Java

Java has a unique position among Indonesian coffees. It is the original coffee planting area, with coffee coming to Batavia (Jakarta) and being planted in the area of Bandung early in the Dutch colonial era. The arabica coffee plant was brought to Indonesia from India in 1696. Java coffee had a legendary status around the world until the last century. Mocha and Java coffees commanded huge premiums, often 10x to 15x more expensive than Brazil coffees in brokers lists from the 1920s. Aside from history, Java is unique in that it is most often wet-processed, resulting in a relatively clean cup, without earthy or dirty flavors found in some lower-grade wet-hulled Indonesia coffees like Sumatra.

No coffees are currently available from this origin.
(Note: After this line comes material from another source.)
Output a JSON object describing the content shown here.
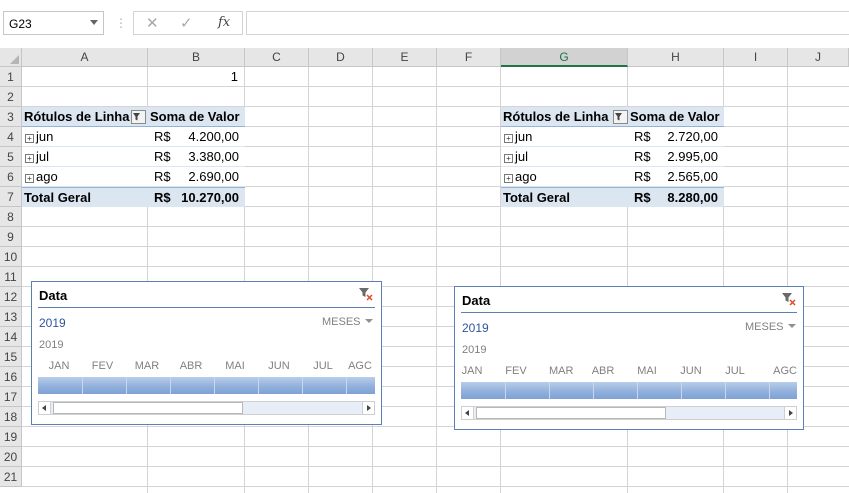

The review is our most recent offering, provided for reference.
Java Sunda - Pak Kanda
Bringing the coffee down the mountain from the Kanda farm, by foot or motorbike
Appearance.2 d/300gr, 15 + Screen
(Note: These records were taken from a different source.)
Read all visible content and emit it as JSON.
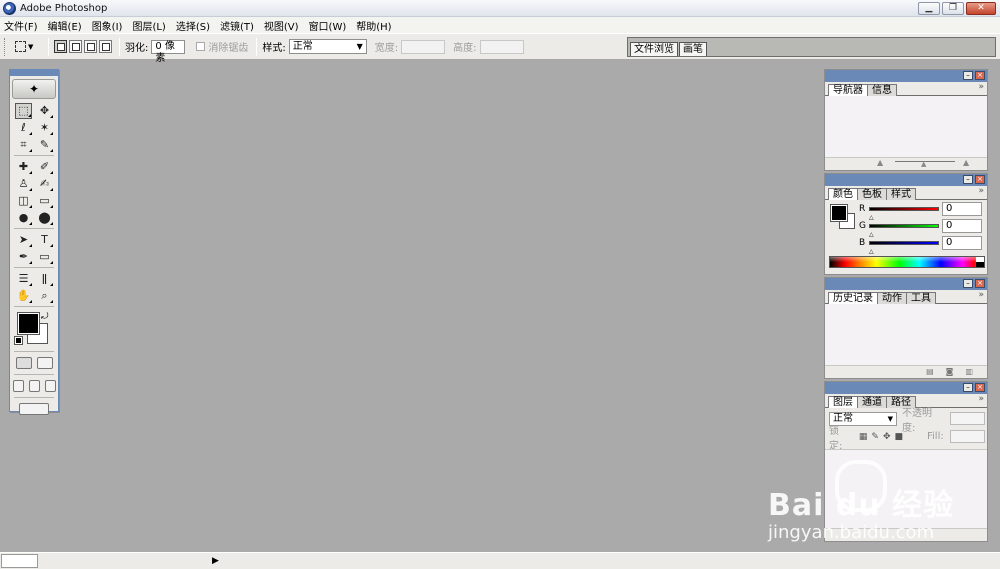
{
  "app": {
    "title": "Adobe Photoshop",
    "icon": "photoshop-app-icon"
  },
  "window_controls": {
    "minimize": "▁",
    "restore": "❐",
    "close": "✕"
  },
  "menus": [
    {
      "label": "文件(F)"
    },
    {
      "label": "编辑(E)"
    },
    {
      "label": "图象(I)"
    },
    {
      "label": "图层(L)"
    },
    {
      "label": "选择(S)"
    },
    {
      "label": "滤镜(T)"
    },
    {
      "label": "视图(V)"
    },
    {
      "label": "窗口(W)"
    },
    {
      "label": "帮助(H)"
    }
  ],
  "options": {
    "feather_label": "羽化:",
    "feather_value": "0 像素",
    "antialias_label": "消除锯齿",
    "style_label": "样式:",
    "style_value": "正常",
    "width_label": "宽度:",
    "height_label": "高度:"
  },
  "palette_well": {
    "tabs": [
      "文件浏览",
      "画笔"
    ]
  },
  "toolbox": {
    "logo": "✦",
    "tools": [
      [
        "marquee",
        "move"
      ],
      [
        "lasso",
        "magic-wand"
      ],
      [
        "crop",
        "slice"
      ],
      [
        "healing-brush",
        "brush"
      ],
      [
        "clone-stamp",
        "history-brush"
      ],
      [
        "eraser",
        "gradient"
      ],
      [
        "blur",
        "dodge"
      ],
      [
        "path-selection",
        "type"
      ],
      [
        "pen",
        "shape"
      ],
      [
        "notes",
        "eyedropper"
      ],
      [
        "hand",
        "zoom"
      ]
    ],
    "glyphs": {
      "marquee": "⬚",
      "move": "✥",
      "lasso": "ℓ",
      "magic-wand": "✶",
      "crop": "⌗",
      "slice": "✎",
      "healing-brush": "✚",
      "brush": "✐",
      "clone-stamp": "♙",
      "history-brush": "✍",
      "eraser": "◫",
      "gradient": "▭",
      "blur": "●",
      "dodge": "⬤",
      "path-selection": "➤",
      "type": "T",
      "pen": "✒",
      "shape": "▭",
      "notes": "☰",
      "eyedropper": "ǁ",
      "hand": "✋",
      "zoom": "⌕"
    },
    "foreground_color": "#000000",
    "background_color": "#ffffff"
  },
  "panels": {
    "navigator": {
      "tabs": [
        "导航器",
        "信息"
      ],
      "active": 0
    },
    "color": {
      "tabs": [
        "颜色",
        "色板",
        "样式"
      ],
      "active": 0,
      "channels": [
        {
          "name": "R",
          "value": "0",
          "color": "#cc0000"
        },
        {
          "name": "G",
          "value": "0",
          "color": "#00aa00"
        },
        {
          "name": "B",
          "value": "0",
          "color": "#0000cc"
        }
      ]
    },
    "history": {
      "tabs": [
        "历史记录",
        "动作",
        "工具"
      ],
      "active": 0
    },
    "layers": {
      "tabs": [
        "图层",
        "通道",
        "路径"
      ],
      "active": 0,
      "blend_mode": "正常",
      "opacity_label": "不透明度:",
      "lock_label": "锁定:",
      "fill_label": "Fill:"
    }
  },
  "watermark": {
    "brand": "Bai du 经验",
    "url": "jingyan.baidu.com"
  }
}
GradeOne
ProcessingWet Process (Washed)
RegionMicro-region, Java Sunda
Varietal(s)Ateng, Djember, Jember, Typica
RoastCity to Full City+ will work; don't be afraid to give this one a lighter roast - no unclean flavors here!
This coffee is a single-farmer lot from the area of Ciwidey. This coffee is the result of working with the local farmers in the oldest coffee-growing region in Java, and wet-processing the coffee in little batches to high standards. Java Sunda (West Java) was the original coffee area, but you would find few trees here of late. Most Java coffee is grown in the East, where the big estates are. But farmers in Java Sunda always kept small coffee plots, although they mainly grown rice, onions, cabbage, carrots and other food crops for local markets in Bandung and Jakarta. Here amongst the Ateng and Jember coffees are some old Typica trees, the original Typica, which is quite amazing. (Java was the first destination for coffee from Yemen, with a stopover in India). This is the fifth year of this project for us, and the first time we are doing single-farmer lots, thanks to the hard work of the exporter to keep each separate for us. Pak Kanda and his son manage one of the larger farms here (10 hectares), and also one with great altitude for the Ciwidey area of Sunda. The dry fragrance of Pak Kanda sets the tone for what is the majority of this coffees profile. The fresh ground has a scent of caramel butter, almond extract, and marzipan, equally proportioned. It's a sweet, and nutty set of scents, and dark roasts add an element of fresh fired sugar glaze. Hot water boosts the sugar aspects of this coffee, bringing up notes of praline almond and cane sugar syrup in the steam. It's a very sweet smelling crust, and breaking it releases wafts of vanilla sugar and walnut. The cup of Pak Kanda has a candied caramel sweetness, that balances a raw cacao nib flavor and finish. There's a slight nuttiness too, that is like walnuts coated in butter and chocolate. The acidity is mild, like apple juice, yet articulate in light and dark roasts. Full City roasts have layered chocolate flavors and with a slightly more bolstered body than we see in CIty/CIty+ roasts. Single-origin espresso shots are quite nice, and our ristretto shot at a Full CIty roast level had a viscous body and mouthfeel, with lots of bittersweet chocolate and heavily caramelized sugars.